Case Study 40: The Cochno Stone: the contemporary archaeology of rock-art

Kenny Brophy

Is there value in studying the modern history and contemporary meaning of carved stones? The example of the Cochno Stone, in Faifley, West Dunbartonshire, demonstrates that there is, with the study of the complex modern biography of this prehistoric monument opening up opportunities for meaningful public engagement and adding depth to our understanding of this site.

A black and white photo of two young men sitting on a large flat stone. Cup and ring marks and other motifs have been highlighted on the stone using paint.

Figure 1: Two young men sitting on the Cochno Stone before its burial in 1965. Ludovic Mann’s paintjob is very clear. © West Dunbartonshire Council

The Cochno Stone is one of the most extensive Neolithic rock-art sites in Britain, a domed gritstone outcrop with over 100 cupmarks and cup-and-rings marks spread across an area almost 100 square metres. It is one of over a dozen rock-art sites in the area, but by far the most extensive. This prehistoric resource is worthy of study, but the Cochno Stone’s periurban location offers another opportunity. Since 2015, I have been researching and working with the local community to understand the changing meanings and use of the Cochno Stone from rediscovery by antiquarians in the late 19th century until the present day, the contemporary archaeology of prehistoric rock-art.
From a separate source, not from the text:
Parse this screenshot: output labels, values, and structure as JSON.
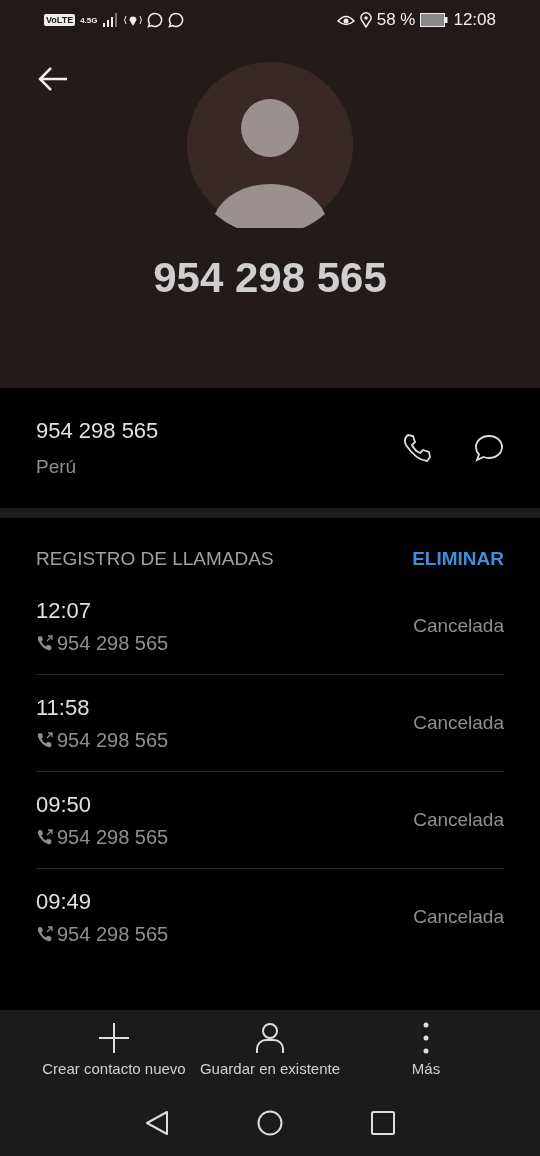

The Cochno Stone was first identified and recorded in the latter years of the 19th century by James Harvey, John Bruce and William Donnelly. The site became something of a tourist attraction after Ludovic McLellan Mann painted the surface of the stone with oil paints in 1937. The prehistoric symbols (and natural marks) were painted white and green, and Mann covered the stone with an elaborate yellow, blue and red grid based on megalithic measurements and cosmological tales of his own devising. This led to the site being scheduled — given legal protection — immediately. However, as more and more visitors came to the site, and urbanisation brought big populations to the area, so the Cochno Stone became an increasing focus for new markings – graffiti – with names, initials and dates scraped onto the surface of the stone. After decades of trying to manage the site, finally it was decided to bury the stone for its protection without any consultation or warning in Spring 1965 on the order of the Ancient Monuments Board.

A colour photo of a close up of a persons name carved into a flat stone with a colour photography scale alongside it

Figure 2: Historic graffiti on the surface of the Cochno Stone, recorded in 2016. © University of Glasgow

In 2016, Glasgow University, Factum Arte and the local community uncovered the Cochno Stone for ten days to allow the surface of the stone to be recorded by laser scanning and photogrammetry (excavation summary here). This event was important because it opened up a dialogue with the local community, many of whom visited the excavations and shared their memories of playing on the Cochno Stone as children. Now, we have a powerful dataset to share with local people, visitors and schools which has led to public meetings, workshops and an exhibition. School materials and even a comic book have been produced. However, local people also have a powerful dataset to share with us – oral testimonies, memories, photographs and a deep understanding of the location and nature of rock-art in the area. The contemporary archaeology and value of the Cochno Stone is as important to the community as the ancient past; as archaeologists our focus therefore needs to be on all aspects of site biographies, at Cochno and other carved stones (Brophy 2018).

A photo of a fireman with a hose, washing the surface of a large flat stone surface with other people helping to clean it

Figure 3: Cleaning the surface of the Cochno Stone during excavations in September 2016. © University of Glasgow

You can watch a video of a May 2017 lecture about the Cochno Stone here.